The U.S. flag flies in front of the Supreme Court in Washington, in this May 18, 2015 file photo. (REUTERS/Joshua Roberts/Files)

One hundred years ago this June, Supreme Court Justice Charles Evans Hughes resigned his position to accept the Republican Party nomination to the presidency. That left a vacancy on the bench only a few short months before a new president was to be elected. Woodrow Wilson put forward John Clarke of Ohio that July, and he was confirmed by the Senate just over a week later. Done and done.

With the death of Antonin Scalia this weekend, though, we seem to be headed for a much-rockier transition. Senate Majority Leader Mitch McConnell (R-Ky.) said in a statement that Scalia's seat "should not be filled until we have a new president" -- an unusual declaration that the body responsible for confirming Supreme Court appointments wouldn't act.

Part of this is certainly the timing of Scalia's death. The election is still nearly nine months away, but we're very much in the thick of it. What's more, since 1900, it's been very rare that a vacancy should arise this soon before a presidential election. (In large part, that's because during the past century vacancies have mostly arisen from carefully planned resignations.)


There have been confirmations that occurred closer to elections, of course (since the chart above shows only the point at which the Senate received the nominee). In 1988, for example, Anthony Kennedy was confirmed by the Senate on Feb. 3.

Layered on top of the infrequency of election-year appointments is the polarization of the Senate itself. According to scores calculated by Keith Poole of the University of Georgia, the Senate is more polarized today than it has been at any point on record.


(Philip Bump / The Washington Post)

That said, tension over a Supreme Court pick in an election year is not unprecedented. The chart above shows only the successful nominations, and so it doesn't include what happened in 1968.

As a report from the Congressional Research Service explains, a similar situation arose that year when Lyndon Johnson nominated Abe Fortas to fill Earl Warren's position as chief justice. Fortas's nomination was blocked by Senate Republicans looking forward to the November elections and some Democrats worried about his having taken speaking fees from business interests.

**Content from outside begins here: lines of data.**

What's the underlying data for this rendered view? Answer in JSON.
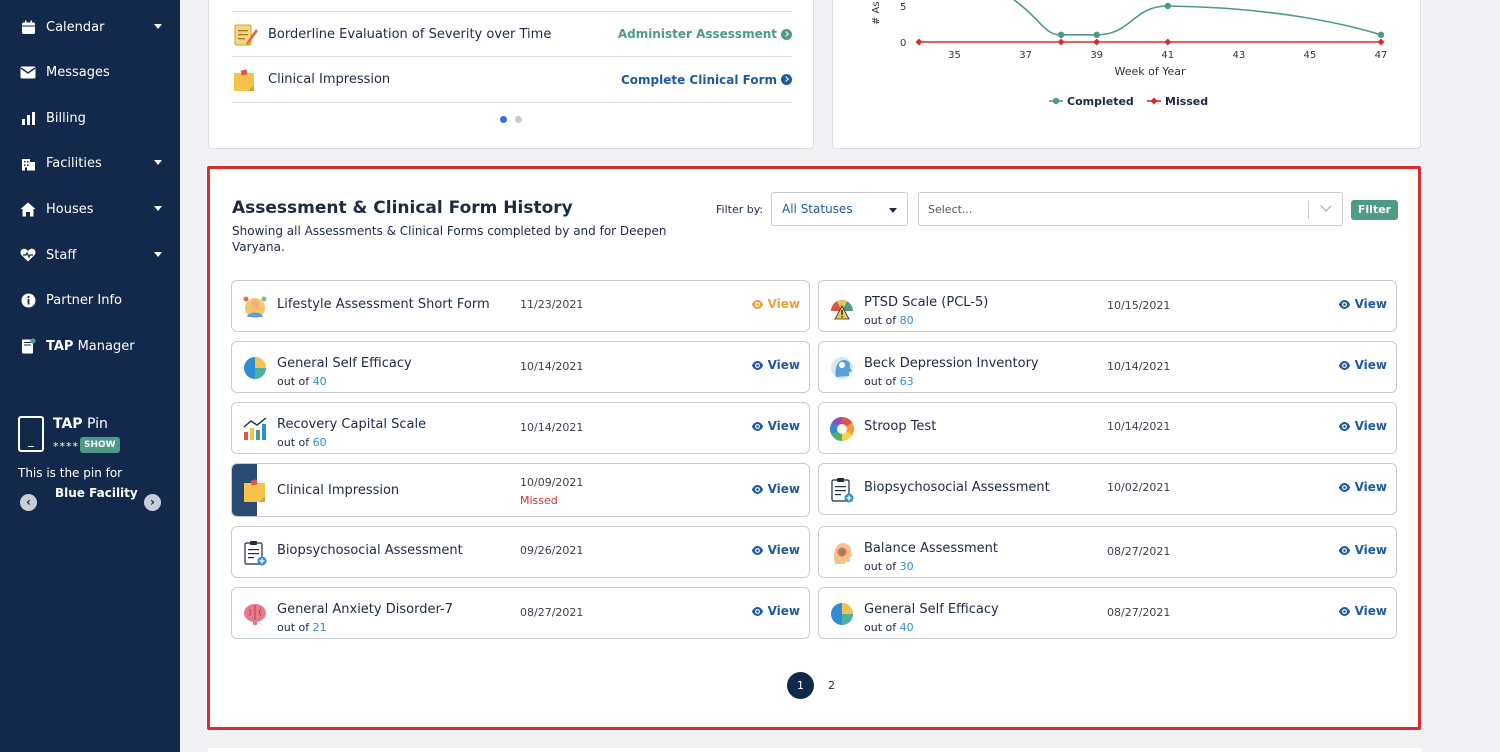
{
  "sidebar": {
    "items": [
      {
        "label": "Calendar",
        "icon": "calendar-icon",
        "has_caret": true
      },
      {
        "label": "Messages",
        "icon": "envelope-icon",
        "has_caret": false
      },
      {
        "label": "Billing",
        "icon": "bar-chart-icon",
        "has_caret": false
      },
      {
        "label": "Facilities",
        "icon": "building-icon",
        "has_caret": true
      },
      {
        "label": "Houses",
        "icon": "house-icon",
        "has_caret": true
      },
      {
        "label": "Staff",
        "icon": "heart-icon",
        "has_caret": true
      },
      {
        "label": "Partner Info",
        "icon": "info-icon",
        "has_caret": false
      },
      {
        "label_bold": "TAP",
        "label": " Manager",
        "icon": "tap-manager-icon",
        "has_caret": false
      }
    ],
    "tap_pin": {
      "title_bold": "TAP",
      "title": " Pin",
      "stars": "****",
      "show_label": "SHOW",
      "pin_for": "This is the pin for",
      "facility": "Blue Facility",
      "prev": "‹",
      "next": "›"
    }
  },
  "assessments_due": {
    "rows": [
      {
        "name": "Borderline Evaluation of Severity over Time",
        "action": "Administer Assessment",
        "action_color": "#4d9a86"
      },
      {
        "name": "Clinical Impression",
        "action": "Complete Clinical Form",
        "action_color": "#1f5a9e"
      }
    ]
  },
  "chart_data": {
    "type": "line",
    "xlabel": "Week of Year",
    "ylabel": "# As",
    "x_ticks": [
      35,
      37,
      39,
      41,
      43,
      45,
      47
    ],
    "y_ticks": [
      0,
      5
    ],
    "series": [
      {
        "name": "Completed",
        "color": "#4d9a86",
        "x": [
          38,
          39,
          41,
          47
        ],
        "y": [
          1,
          1,
          5,
          1
        ]
      },
      {
        "name": "Missed",
        "color": "#d32f2f",
        "x": [
          34,
          38,
          39,
          41,
          47
        ],
        "y": [
          0,
          0,
          0,
          0,
          0
        ]
      }
    ],
    "legend": [
      "Completed",
      "Missed"
    ]
  },
  "history": {
    "title": "Assessment & Clinical Form History",
    "subtitle": "Showing all Assessments & Clinical Forms completed by and for Deepen Varyana.",
    "filter_label": "Filter by:",
    "status_value": "All Statuses",
    "search_placeholder": "Select...",
    "filter_button": "Filter",
    "view_label": "View",
    "out_of_label": "out of",
    "items": [
      {
        "name": "Lifestyle Assessment Short Form",
        "date": "11/23/2021",
        "icon": "lifestyle-icon",
        "view_orange": true
      },
      {
        "name": "PTSD Scale (PCL-5)",
        "date": "10/15/2021",
        "icon": "gauge-warning-icon",
        "out_of": "80"
      },
      {
        "name": "General Self Efficacy",
        "date": "10/14/2021",
        "icon": "pie-chart-icon",
        "out_of": "40"
      },
      {
        "name": "Beck Depression Inventory",
        "date": "10/14/2021",
        "icon": "head-cloud-icon",
        "out_of": "63"
      },
      {
        "name": "Recovery Capital Scale",
        "date": "10/14/2021",
        "icon": "growth-chart-icon",
        "out_of": "60"
      },
      {
        "name": "Stroop Test",
        "date": "10/14/2021",
        "icon": "color-wheel-icon"
      },
      {
        "name": "Clinical Impression",
        "date": "10/09/2021",
        "icon": "sticky-note-icon",
        "missed": "Missed"
      },
      {
        "name": "Biopsychosocial Assessment",
        "date": "10/02/2021",
        "icon": "clipboard-icon"
      },
      {
        "name": "Biopsychosocial Assessment",
        "date": "09/26/2021",
        "icon": "clipboard-icon"
      },
      {
        "name": "Balance Assessment",
        "date": "08/27/2021",
        "icon": "head-balance-icon",
        "out_of": "30"
      },
      {
        "name": "General Anxiety Disorder-7",
        "date": "08/27/2021",
        "icon": "brain-icon",
        "out_of": "21"
      },
      {
        "name": "General Self Efficacy",
        "date": "08/27/2021",
        "icon": "pie-chart-icon",
        "out_of": "40"
      }
    ],
    "pages": [
      "1",
      "2"
    ]
  }
}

The Fortas nomination prompted the creation of an informal rule discouraging lame-duck appointments from sitting presidents. Fortas didn't get the gig, and Warren hung on until 1969 when he was replaced by Warren Burger.

The U.S. Supreme Court raised its flags to half staff on Feb. 13 in honor of Justice Antonin Scalia, who passed away earlier that day. (Andrew Heining/The Washington Post)

If McConnell's threat holds, the Court could have only eight justices until some time after Jan. 20, 2017 -- at which point, we'll note, Democrats may very well control the chamber. But that wouldn't be the longest period during which the Court has remained incomplete.

The longest vacancy in court history, as the book "American Political Leaders" notes, was in the 1840s, when a seat was vacant for two years, three months and 18 days. Why? Because supporters of Sen. Henry Clay thought that he could win the 1844 presidential election and get the right to nominate his own justice. Clay lost, and James K. Polk filled the seat.

A few years later, there was another vacancy of over two years. That one followed a death shortly before a presidential election at another tense moment. In May 1860, Justice Peter Daniel died. By the time he was replaced, the country was in the middle of the Civil War.